The task -
From the first line to the last, copy the listing exactly and omit the images.

++++++++++

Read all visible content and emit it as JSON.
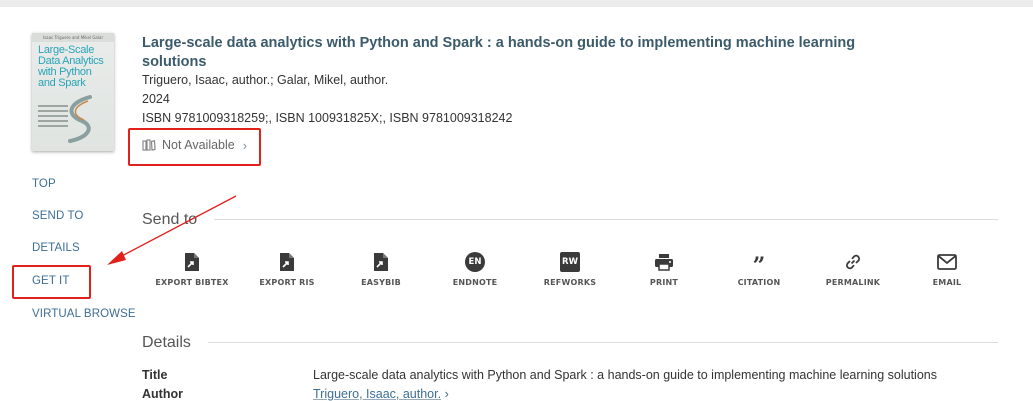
{
  "record": {
    "title": "Large-scale data analytics with Python and Spark : a hands-on guide to implementing machine learning solutions",
    "authors": "Triguero, Isaac, author.; Galar, Mikel, author.",
    "year": "2024",
    "isbn": "ISBN 9781009318259;, ISBN 100931825X;, ISBN 9781009318242",
    "availability": "Not Available",
    "cover": {
      "authors_strip": "Isaac Triguero and Mikel Galar",
      "title_lines": [
        "Large-Scale",
        "Data Analytics",
        "with Python",
        "and Spark"
      ]
    }
  },
  "nav": {
    "items": [
      "TOP",
      "SEND TO",
      "DETAILS",
      "GET IT",
      "VIRTUAL BROWSE"
    ]
  },
  "send_to": {
    "heading": "Send to",
    "actions": [
      {
        "label": "EXPORT BIBTEX",
        "icon": "export-file-icon"
      },
      {
        "label": "EXPORT RIS",
        "icon": "export-file-icon"
      },
      {
        "label": "EASYBIB",
        "icon": "export-file-icon"
      },
      {
        "label": "ENDNOTE",
        "icon": "endnote-icon",
        "badge": "EN"
      },
      {
        "label": "REFWORKS",
        "icon": "refworks-icon",
        "badge": "RW"
      },
      {
        "label": "PRINT",
        "icon": "printer-icon"
      },
      {
        "label": "CITATION",
        "icon": "quote-icon",
        "glyph": "”"
      },
      {
        "label": "PERMALINK",
        "icon": "link-icon"
      },
      {
        "label": "EMAIL",
        "icon": "envelope-icon"
      }
    ]
  },
  "details": {
    "heading": "Details",
    "rows": [
      {
        "label": "Title",
        "value": "Large-scale data analytics with Python and Spark : a hands-on guide to implementing machine learning solutions"
      },
      {
        "label": "Author",
        "value": "Triguero, Isaac, author.",
        "chevron": "›"
      }
    ]
  },
  "ui": {
    "chevron": "›"
  },
  "colors": {
    "title": "#3b5b6b",
    "link": "#3d6e94",
    "highlight": "#e0211c",
    "icon": "#3a3a3a"
  }
}
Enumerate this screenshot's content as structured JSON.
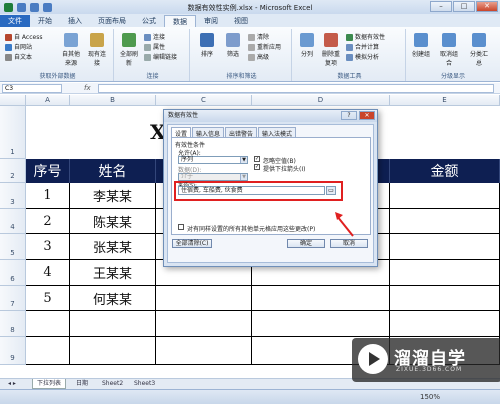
{
  "window": {
    "title": "数据有效性实例.xlsx - Microsoft Excel",
    "min": "–",
    "max": "□",
    "close": "✕"
  },
  "ribbon_tabs": [
    "文件",
    "开始",
    "插入",
    "页面布局",
    "公式",
    "数据",
    "审阅",
    "视图"
  ],
  "ribbon": {
    "groups": [
      {
        "label": "获取外部数据",
        "small": [
          "自 Access",
          "自网站",
          "自文本"
        ],
        "big": [
          "自其他来源",
          "现有连接"
        ]
      },
      {
        "label": "连接",
        "big": [
          "全部刷新"
        ],
        "small": [
          "连接",
          "属性",
          "编辑链接"
        ]
      },
      {
        "label": "排序和筛选",
        "big": [
          "排序",
          "筛选"
        ],
        "small": [
          "清除",
          "重新应用",
          "高级"
        ]
      },
      {
        "label": "数据工具",
        "big": [
          "分列",
          "删除重复项"
        ],
        "small": [
          "数据有效性",
          "合并计算",
          "模拟分析"
        ]
      },
      {
        "label": "分级显示",
        "big": [
          "创建组",
          "取消组合",
          "分类汇总"
        ]
      }
    ]
  },
  "formula_bar": {
    "name_box": "C3",
    "fx": "fx",
    "value": ""
  },
  "columns": [
    "A",
    "B",
    "C",
    "D",
    "E"
  ],
  "rows": [
    "1",
    "2",
    "3",
    "4",
    "5",
    "6",
    "7",
    "8",
    "9"
  ],
  "sheet": {
    "title_fragment": "X",
    "headers": [
      "序号",
      "姓名",
      "金额"
    ],
    "data": [
      {
        "num": "1",
        "name": "李某某"
      },
      {
        "num": "2",
        "name": "陈某某"
      },
      {
        "num": "3",
        "name": "张某某"
      },
      {
        "num": "4",
        "name": "王某某"
      },
      {
        "num": "5",
        "name": "何某某"
      }
    ]
  },
  "sheet_tabs": [
    "下拉列表",
    "日期",
    "Sheet2",
    "Sheet3"
  ],
  "status": {
    "zoom": "150%"
  },
  "dialog": {
    "title": "数据有效性",
    "help": "?",
    "close": "✕",
    "tabs": [
      "设置",
      "输入信息",
      "出错警告",
      "输入法模式"
    ],
    "section": "有效性条件",
    "allow_label": "允许(A):",
    "allow_value": "序列",
    "ignore_blank": "忽略空值(B)",
    "dropdown": "提供下拉箭头(I)",
    "data_label": "数据(D):",
    "data_value": "介于",
    "source_label": "来源(S):",
    "source_value": "住宿费, 车船费, 伙食费",
    "apply_all": "对有同样设置的所有其他单元格应用这些更改(P)",
    "clear_all": "全部清除(C)",
    "ok": "确定",
    "cancel": "取消"
  },
  "watermark": {
    "main": "溜溜自学",
    "sub": "ZIXUE.3D66.COM"
  },
  "colors": {
    "header_bg": "#0e1f52",
    "highlight": "#e02020",
    "file_tab": "#2a6ac1"
  }
}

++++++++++

Reply to the exercise -
Read all visible content and emit it as JSON.
{
  "record": {
    "title": "Large-scale data analytics with Python and Spark : a hands-on guide to implementing machine learning solutions",
    "authors": "Triguero, Isaac, author.; Galar, Mikel, author.",
    "year": "2024",
    "isbn": "ISBN 9781009318259;, ISBN 100931825X;, ISBN 9781009318242",
    "availability": "Not Available",
    "cover": {
      "authors_strip": "Isaac Triguero and Mikel Galar",
      "title_lines": [
        "Large-Scale",
        "Data Analytics",
        "with Python",
        "and Spark"
      ]
    }
  },
  "nav": {
    "items": [
      "TOP",
      "SEND TO",
      "DETAILS",
      "GET IT",
      "VIRTUAL BROWSE"
    ]
  },
  "send_to": {
    "heading": "Send to",
    "actions": [
      {
        "label": "EXPORT BIBTEX",
        "icon": "export-file-icon"
      },
      {
        "label": "EXPORT RIS",
        "icon": "export-file-icon"
      },
      {
        "label": "EASYBIB",
        "icon": "export-file-icon"
      },
      {
        "label": "ENDNOTE",
        "icon": "endnote-icon",
        "badge": "EN"
      },
      {
        "label": "REFWORKS",
        "icon": "refworks-icon",
        "badge": "RW"
      },
      {
        "label": "PRINT",
        "icon": "printer-icon"
      },
      {
        "label": "CITATION",
        "icon": "quote-icon",
        "glyph": "”"
      },
      {
        "label": "PERMALINK",
        "icon": "link-icon"
      },
      {
        "label": "EMAIL",
        "icon": "envelope-icon"
      }
    ]
  },
  "details": {
    "heading": "Details",
    "rows": [
      {
        "label": "Title",
        "value": "Large-scale data analytics with Python and Spark : a hands-on guide to implementing machine learning solutions"
      },
      {
        "label": "Author",
        "value": "Triguero, Isaac, author.",
        "chevron": "›"
      }
    ]
  },
  "ui": {
    "chevron": "›"
  },
  "colors": {
    "title": "#3b5b6b",
    "link": "#3d6e94",
    "highlight": "#e0211c",
    "icon": "#3a3a3a"
  }
}
Enumerate this screenshot's content as structured JSON.
{
  "window": {
    "title": "数据有效性实例.xlsx - Microsoft Excel",
    "min": "–",
    "max": "□",
    "close": "✕"
  },
  "ribbon_tabs": [
    "文件",
    "开始",
    "插入",
    "页面布局",
    "公式",
    "数据",
    "审阅",
    "视图"
  ],
  "ribbon": {
    "groups": [
      {
        "label": "获取外部数据",
        "small": [
          "自 Access",
          "自网站",
          "自文本"
        ],
        "big": [
          "自其他来源",
          "现有连接"
        ]
      },
      {
        "label": "连接",
        "big": [
          "全部刷新"
        ],
        "small": [
          "连接",
          "属性",
          "编辑链接"
        ]
      },
      {
        "label": "排序和筛选",
        "big": [
          "排序",
          "筛选"
        ],
        "small": [
          "清除",
          "重新应用",
          "高级"
        ]
      },
      {
        "label": "数据工具",
        "big": [
          "分列",
          "删除重复项"
        ],
        "small": [
          "数据有效性",
          "合并计算",
          "模拟分析"
        ]
      },
      {
        "label": "分级显示",
        "big": [
          "创建组",
          "取消组合",
          "分类汇总"
        ]
      }
    ]
  },
  "formula_bar": {
    "name_box": "C3",
    "fx": "fx",
    "value": ""
  },
  "columns": [
    "A",
    "B",
    "C",
    "D",
    "E"
  ],
  "rows": [
    "1",
    "2",
    "3",
    "4",
    "5",
    "6",
    "7",
    "8",
    "9"
  ],
  "sheet": {
    "title_fragment": "X",
    "headers": [
      "序号",
      "姓名",
      "金额"
    ],
    "data": [
      {
        "num": "1",
        "name": "李某某"
      },
      {
        "num": "2",
        "name": "陈某某"
      },
      {
        "num": "3",
        "name": "张某某"
      },
      {
        "num": "4",
        "name": "王某某"
      },
      {
        "num": "5",
        "name": "何某某"
      }
    ]
  },
  "sheet_tabs": [
    "下拉列表",
    "日期",
    "Sheet2",
    "Sheet3"
  ],
  "status": {
    "zoom": "150%"
  },
  "dialog": {
    "title": "数据有效性",
    "help": "?",
    "close": "✕",
    "tabs": [
      "设置",
      "输入信息",
      "出错警告",
      "输入法模式"
    ],
    "section": "有效性条件",
    "allow_label": "允许(A):",
    "allow_value": "序列",
    "ignore_blank": "忽略空值(B)",
    "dropdown": "提供下拉箭头(I)",
    "data_label": "数据(D):",
    "data_value": "介于",
    "source_label": "来源(S):",
    "source_value": "住宿费, 车船费, 伙食费",
    "apply_all": "对有同样设置的所有其他单元格应用这些更改(P)",
    "clear_all": "全部清除(C)",
    "ok": "确定",
    "cancel": "取消"
  },
  "watermark": {
    "main": "溜溜自学",
    "sub": "ZIXUE.3D66.COM"
  },
  "colors": {
    "header_bg": "#0e1f52",
    "highlight": "#e02020",
    "file_tab": "#2a6ac1"
  }
}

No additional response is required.